He said while the tour had not allowed them to visit as many places as they would have liked, it enabled them to "witness so many of the changes that have happened here since I was here last". "And to witness... the extraordinary vibrancy of the multicultural society which Australia is and which of course has stood Australia in such remarkable stead in terms of the richness and diversity which you can see only too well."
Earlier Charles watched as one of the terraces of Canberra's Lake Burley Griffin was named after the Queen, following a tradition of naming the terraces after Australia's monarchs since the country became a federal state in 1901.
Prime Minister Julia Gillard said the renaming would "remind future generations that for more than half of our journey as a united nation, Elizabeth the Second has been our monarch."

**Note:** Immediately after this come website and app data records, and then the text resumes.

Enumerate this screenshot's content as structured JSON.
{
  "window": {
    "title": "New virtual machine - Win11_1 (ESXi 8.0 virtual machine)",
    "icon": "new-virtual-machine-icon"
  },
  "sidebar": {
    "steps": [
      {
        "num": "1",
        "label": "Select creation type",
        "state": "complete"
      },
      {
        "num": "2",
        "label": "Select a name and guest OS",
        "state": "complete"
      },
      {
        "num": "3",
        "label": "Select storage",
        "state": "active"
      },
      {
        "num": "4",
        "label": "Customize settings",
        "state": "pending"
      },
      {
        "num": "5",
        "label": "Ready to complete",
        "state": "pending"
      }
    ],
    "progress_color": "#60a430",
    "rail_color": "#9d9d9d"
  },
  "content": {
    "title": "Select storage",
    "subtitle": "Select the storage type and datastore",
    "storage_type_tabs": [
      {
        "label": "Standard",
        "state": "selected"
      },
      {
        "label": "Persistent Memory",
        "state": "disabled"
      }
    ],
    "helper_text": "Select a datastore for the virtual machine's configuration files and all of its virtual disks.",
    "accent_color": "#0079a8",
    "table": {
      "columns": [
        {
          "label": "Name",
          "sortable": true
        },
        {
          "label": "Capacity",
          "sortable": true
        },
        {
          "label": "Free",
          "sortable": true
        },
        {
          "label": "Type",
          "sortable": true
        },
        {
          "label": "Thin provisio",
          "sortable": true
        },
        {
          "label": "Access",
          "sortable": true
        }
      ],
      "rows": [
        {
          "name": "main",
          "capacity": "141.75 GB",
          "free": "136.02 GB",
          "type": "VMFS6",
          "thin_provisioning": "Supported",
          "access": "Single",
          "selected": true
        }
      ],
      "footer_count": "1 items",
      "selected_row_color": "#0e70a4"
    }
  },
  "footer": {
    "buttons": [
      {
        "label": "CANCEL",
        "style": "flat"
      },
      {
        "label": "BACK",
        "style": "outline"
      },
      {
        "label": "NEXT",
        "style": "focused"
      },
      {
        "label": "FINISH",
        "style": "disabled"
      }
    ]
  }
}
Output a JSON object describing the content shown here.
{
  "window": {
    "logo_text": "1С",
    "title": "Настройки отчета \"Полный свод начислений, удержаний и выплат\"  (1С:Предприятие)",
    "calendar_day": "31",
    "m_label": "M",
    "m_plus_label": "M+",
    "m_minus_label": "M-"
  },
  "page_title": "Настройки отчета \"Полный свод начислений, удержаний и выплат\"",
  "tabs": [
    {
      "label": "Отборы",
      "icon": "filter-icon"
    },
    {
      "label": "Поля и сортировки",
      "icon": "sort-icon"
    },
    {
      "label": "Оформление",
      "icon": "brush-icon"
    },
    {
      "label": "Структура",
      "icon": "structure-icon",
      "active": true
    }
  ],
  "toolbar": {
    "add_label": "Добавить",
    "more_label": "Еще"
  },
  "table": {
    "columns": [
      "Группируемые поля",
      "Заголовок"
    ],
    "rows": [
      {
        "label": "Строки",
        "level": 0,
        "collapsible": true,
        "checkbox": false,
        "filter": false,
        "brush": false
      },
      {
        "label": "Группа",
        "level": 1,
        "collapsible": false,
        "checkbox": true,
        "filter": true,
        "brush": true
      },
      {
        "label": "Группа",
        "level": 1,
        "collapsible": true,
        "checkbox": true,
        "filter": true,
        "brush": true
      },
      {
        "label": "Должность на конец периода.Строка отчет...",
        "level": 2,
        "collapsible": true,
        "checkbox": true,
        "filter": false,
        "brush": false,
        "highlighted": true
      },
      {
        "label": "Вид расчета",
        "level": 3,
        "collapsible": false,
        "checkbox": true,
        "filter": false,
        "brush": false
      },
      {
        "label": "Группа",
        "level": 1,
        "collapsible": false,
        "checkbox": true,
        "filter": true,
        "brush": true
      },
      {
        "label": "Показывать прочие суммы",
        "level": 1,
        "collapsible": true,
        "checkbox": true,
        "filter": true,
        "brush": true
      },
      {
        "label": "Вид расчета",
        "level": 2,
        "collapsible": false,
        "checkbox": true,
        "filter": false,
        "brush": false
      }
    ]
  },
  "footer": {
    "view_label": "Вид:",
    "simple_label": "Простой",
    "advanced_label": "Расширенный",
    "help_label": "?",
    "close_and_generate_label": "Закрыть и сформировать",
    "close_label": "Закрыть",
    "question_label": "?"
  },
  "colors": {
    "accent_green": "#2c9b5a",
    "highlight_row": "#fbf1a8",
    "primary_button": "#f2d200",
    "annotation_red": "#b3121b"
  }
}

The royal couple arrived in New Zealand late Saturday on the last leg of their tour marking Queen Elizabeth II's diamond jubilee and were met at a military air base in Auckland by Prime Minister John Key.
They will formally begin their six-day visit with a traditional Maori welcome on Sunday at the Auckland War Memorial Museum where they will also commemorate Armistice Day.
They will then travel to Wellington and tour Peter Jackson's Weta Workshop to inspect costumes and props used in "The Hobbit" movies before moving to Christchurch, the scene of devastating earthquakes last year that claimed 185 lives.